Watching election results trickle in last night, it brought back a similar trickle of memories recalling elections gone by. For some of them, I’ve sat on my couch, glued to local news reports. Others, I’ve been at watch parties put on by my political affiliates. And still others, I’ve had a front row seat as a member of campaign staff.
Happy Primary Election Day fellow Texans. No matter what Old Man Winter left on our doorsteps this morning, polling places open at 7 a.m. this morning and will remain open until 7 p.m. today for the Democratic and Republican primary races in Fannin and Grayson County.
By Kimberly Cannon
Movie theaters still have not solved the problems of patrons wanting to play with their electronic devices during the course of a movie. All on-screen warnings are ignored.
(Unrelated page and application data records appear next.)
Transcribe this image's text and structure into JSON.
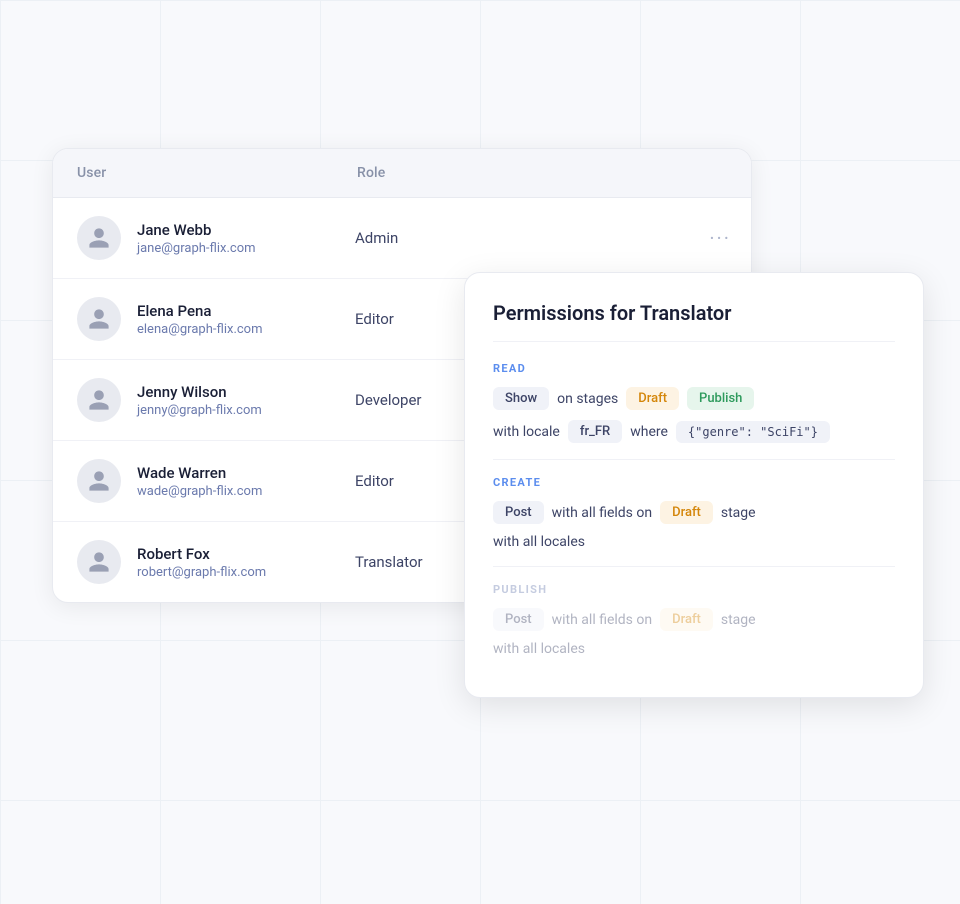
{
  "background": {
    "grid_color": "#e2e8f0"
  },
  "users_table": {
    "columns": {
      "user": "User",
      "role": "Role"
    },
    "rows": [
      {
        "name": "Jane Webb",
        "email": "jane@graph-flix.com",
        "role": "Admin",
        "show_actions": true
      },
      {
        "name": "Elena Pena",
        "email": "elena@graph-flix.com",
        "role": "Editor",
        "show_actions": false
      },
      {
        "name": "Jenny Wilson",
        "email": "jenny@graph-flix.com",
        "role": "Developer",
        "show_actions": false
      },
      {
        "name": "Wade Warren",
        "email": "wade@graph-flix.com",
        "role": "Editor",
        "show_actions": false
      },
      {
        "name": "Robert Fox",
        "email": "robert@graph-flix.com",
        "role": "Translator",
        "show_actions": false
      }
    ]
  },
  "permissions_panel": {
    "title": "Permissions for Translator",
    "sections": {
      "read": {
        "label": "READ",
        "rows": [
          {
            "parts": [
              {
                "type": "badge",
                "variant": "show",
                "text": "Show"
              },
              {
                "type": "text",
                "text": "on stages"
              },
              {
                "type": "badge",
                "variant": "draft",
                "text": "Draft"
              },
              {
                "type": "badge",
                "variant": "publish",
                "text": "Publish"
              }
            ]
          },
          {
            "parts": [
              {
                "type": "text",
                "text": "with locale"
              },
              {
                "type": "badge",
                "variant": "locale",
                "text": "fr_FR"
              },
              {
                "type": "text",
                "text": "where"
              },
              {
                "type": "badge",
                "variant": "filter",
                "text": "{\"genre\": \"SciFi\"}"
              }
            ]
          }
        ]
      },
      "create": {
        "label": "CREATE",
        "rows": [
          {
            "parts": [
              {
                "type": "badge",
                "variant": "post",
                "text": "Post"
              },
              {
                "type": "text",
                "text": "with all fields on"
              },
              {
                "type": "badge",
                "variant": "draft",
                "text": "Draft"
              },
              {
                "type": "text",
                "text": "stage"
              }
            ]
          },
          {
            "parts": [
              {
                "type": "text",
                "text": "with all locales"
              }
            ]
          }
        ]
      },
      "publish": {
        "label": "PUBLISH",
        "disabled": true,
        "rows": [
          {
            "parts": [
              {
                "type": "badge",
                "variant": "post",
                "text": "Post"
              },
              {
                "type": "text",
                "text": "with all fields on"
              },
              {
                "type": "badge",
                "variant": "draft",
                "text": "Draft"
              },
              {
                "type": "text",
                "text": "stage"
              }
            ]
          },
          {
            "parts": [
              {
                "type": "text",
                "text": "with all locales"
              }
            ]
          }
        ]
      }
    }
  }
}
The annual Texoma Exposition & Livestock Show begins Monday at Loy Park in Denison. For more than half a century, the show has highlighted the hard work of the county’s dedicated FFA, 4-H and FCCLA (Family, Career & Community Leaders of America) students. It’s an event I competed in during my youth and one I now happily cover for the Herald Democrat.
(The story in this column was written in 1986 by the late Elizabeth Bledsoe, a popular Denison High School teacher for many years. She titled the piece “Denison: I remember when, 1914-1924.)
As a culture, we seemed to be a little obsessed with dangerous animals. You don’t have to look very far to find examples of this cultural curiosity. Of course, there’s the typical — to the point of stereotypical — nature safari shows that feature a British — or is it South African — narrator talking about the Serengeti. Then there is an endless supply of movies and TV shows featuring one version or another of the bear attack. In most of these cases a not-so-helpful friend yelling instruction about the fetal position and not running is an element of these scenes. Finally, there’s “Shark Week,” which has become a part of pop culture with references everywhere.
By Micaela Hoops